You can click on any image to dowload a PDF of the Pattern.
2 + 2 =13
The 2 + 2 =13 Pattern!
The pattern is created with 13 markers, in the shape of a giant plus sign, uses 2 participants (you and your horse) and has just too many options to be believed! This opens up so many different ways for you to play with circles, weaves, figures of 8, and more. It's like those puzzles where they ask, "How many circles can you find in this picture?" For those of you who need new ways to be creative with circles or have the kind of horse that needs variety, the 2 plus 2 = 13 Pattern is perfect!
For those of you who want lines, not circles and weaves, here's the same patern using straight lines and turns. Use the turns and corners for practicing turns on the forehand and hindquarters, walk, trot or canter between the cones, right and left turns - it's all in there! Enjoy!
The Narrow/Wide ZigZag is an excellent exercise for incorporating circles and straight lines.
It can be done at the walk or trot, freestyle or with finesse.
Start on the wide side and decrease your figure 8's to the narrow end. Or vise versa.
For online it's a fantastic moving Figure 8 Game also! Get a good Figure 8 at the narrow spot, then send to the middle one for a few Figure 8's, then to the largest one.
A few new ideas for the Weave.
This pattern - 2 rows of 4 cones
holds within it multiple patterns. Here are just a few - feel free to share if you come up with a new pattern using this Weave placement.
Do 2 figure 8s
Let your horse continue onto a circle after finishing the second figure 8
Make sure you incorporate the cones into the circle
Do 2 circles or 0s
Then after completing the 2nd circle come back to the figure 8 pattern with a change of direction
Then do one figure 8
At that point you can ask for a FLC if you are cantering.
BE sure to stay in one area for all of the pattern and use correct body language for the change between the 8's and the circles. You may have to move your feet to help the horse find the correct answer or to be centered on the circle. You should not leave the "golden path".
When you do the pattern again, allow the horse to come off the figure 8 in the opposite direction to circle both ways.
The purpose of the pattern - it combines the figure 8 and circling to add variety/forward motion and it can be used to build to flying changes. Also gets the horse asking questions, "Are we doing another circle or moving to the figure 8 this time?"
SWING THE SHOULDERS - A great online game to get your horse connected to your body language.

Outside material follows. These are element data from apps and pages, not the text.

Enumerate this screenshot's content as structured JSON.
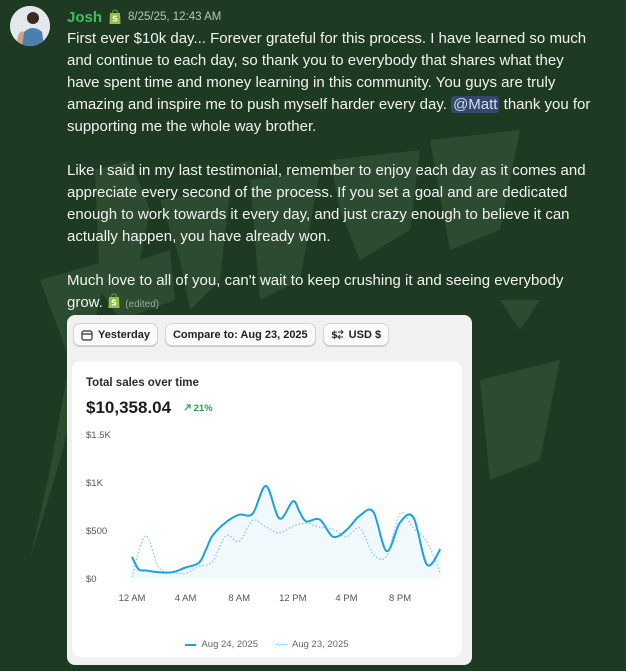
{
  "message": {
    "author": "Josh",
    "timestamp": "8/25/25, 12:43 AM",
    "paragraph1_a": "First ever $10k day... Forever grateful for this process. I have learned so much and continue to each day, so thank you to everybody that shares what they have spent time and money learning in this community. You guys are truly amazing and inspire me to push myself harder every day. ",
    "mention": "@Matt",
    "paragraph1_b": " thank you for supporting me the whole way brother.",
    "paragraph2": "Like I said in my last testimonial, remember to enjoy each day as it comes and appreciate every second of the process. If you set a goal and are dedicated enough to work towards it every day, and just crazy enough to believe it can actually happen, you have already won.",
    "paragraph3": "Much love to all of you, can't wait to keep crushing it and seeing everybody grow. ",
    "edited": "(edited)"
  },
  "colors": {
    "username": "#3fbf5a",
    "background": "#1f3a23",
    "series_primary": "#1ba1e2",
    "series_compare": "#83c8ec",
    "positive_change": "#2e9a4b"
  },
  "icons": {
    "role_badge": "shopify-bag-icon",
    "date_filter": "calendar-icon",
    "currency_filter": "currency-exchange-icon",
    "change_arrow": "arrow-up-right-icon"
  },
  "filters": {
    "date": "Yesterday",
    "compare": "Compare to: Aug 23, 2025",
    "currency": "USD $"
  },
  "card": {
    "title": "Total sales over time",
    "total": "$10,358.04",
    "change": "21%"
  },
  "chart_data": {
    "type": "line",
    "title": "Total sales over time",
    "xlabel": "",
    "ylabel": "",
    "ylim": [
      0,
      1500
    ],
    "y_ticks": [
      "$1.5K",
      "$1K",
      "$500",
      "$0"
    ],
    "y_tick_values": [
      1500,
      1000,
      500,
      0
    ],
    "x_ticks": [
      "12 AM",
      "4 AM",
      "8 AM",
      "12 PM",
      "4 PM",
      "8 PM"
    ],
    "x_tick_hours": [
      0,
      4,
      8,
      12,
      16,
      20
    ],
    "grid": false,
    "legend": "bottom",
    "series": [
      {
        "name": "Aug 24, 2025",
        "style": "solid",
        "x": [
          0,
          0.5,
          1,
          2,
          3,
          4,
          5,
          5.5,
          6,
          7,
          8,
          9,
          10,
          11,
          12,
          12.5,
          13,
          14,
          15,
          16,
          17,
          18,
          19,
          20,
          21,
          22,
          23
        ],
        "y": [
          230,
          100,
          90,
          70,
          70,
          120,
          170,
          300,
          450,
          590,
          670,
          680,
          970,
          630,
          810,
          700,
          600,
          620,
          440,
          510,
          660,
          700,
          290,
          590,
          640,
          150,
          310
        ]
      },
      {
        "name": "Aug 23, 2025",
        "style": "dotted",
        "x": [
          0,
          1,
          2,
          3,
          4,
          5,
          6,
          7,
          8,
          9,
          10,
          11,
          12,
          13,
          14,
          15,
          16,
          17,
          18,
          19,
          20,
          21,
          22,
          23
        ],
        "y": [
          20,
          450,
          120,
          70,
          60,
          130,
          180,
          450,
          390,
          610,
          540,
          480,
          550,
          580,
          540,
          520,
          440,
          530,
          260,
          240,
          680,
          530,
          390,
          60
        ]
      }
    ]
  }
}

Try it on line at first, then at liberty.
In this diagram, you are walking to the left, your horse is on your right (See the little R?) along a fence.
You'll step back to open a bit of space, and Swing your Shoulders to the right. Your horse will come off the wall and turn toward you.
Continue Swinging your Shoulders to the right allowing your horse to pass by.
Now your horse is on your left and you proceed moving forward to the right.
Start out slowly. Get this good at the walk, try the trot, then try at liberty. Remember your bubble and how to best use it to your advantage. This also incorporated Drive and Draw, and is an excellent challenge to see if your body language can "talk" to your horse.
Give this 4 pole pattern a try. It encompasses pole work with a cloverleaf. Be sure to check your spacing for your horse's stride and gait. Use it for right and left hand turns. To add variety, stop over one of the poles and go sideways. Or stop at the end and back through the last space.
Horses love patterns! And these pole patterns are fun and challenging.
Start out slow, measuring the poles for a walk stride at about 3', trot 4.5' and canter 10' - 12'. Check your horse's stride to see where they are comfortable. Or, if the distance is long or short for them can you help them to lengthen or shorten their stride to match the pole distances? Aim for the center of the poles as you cross over them.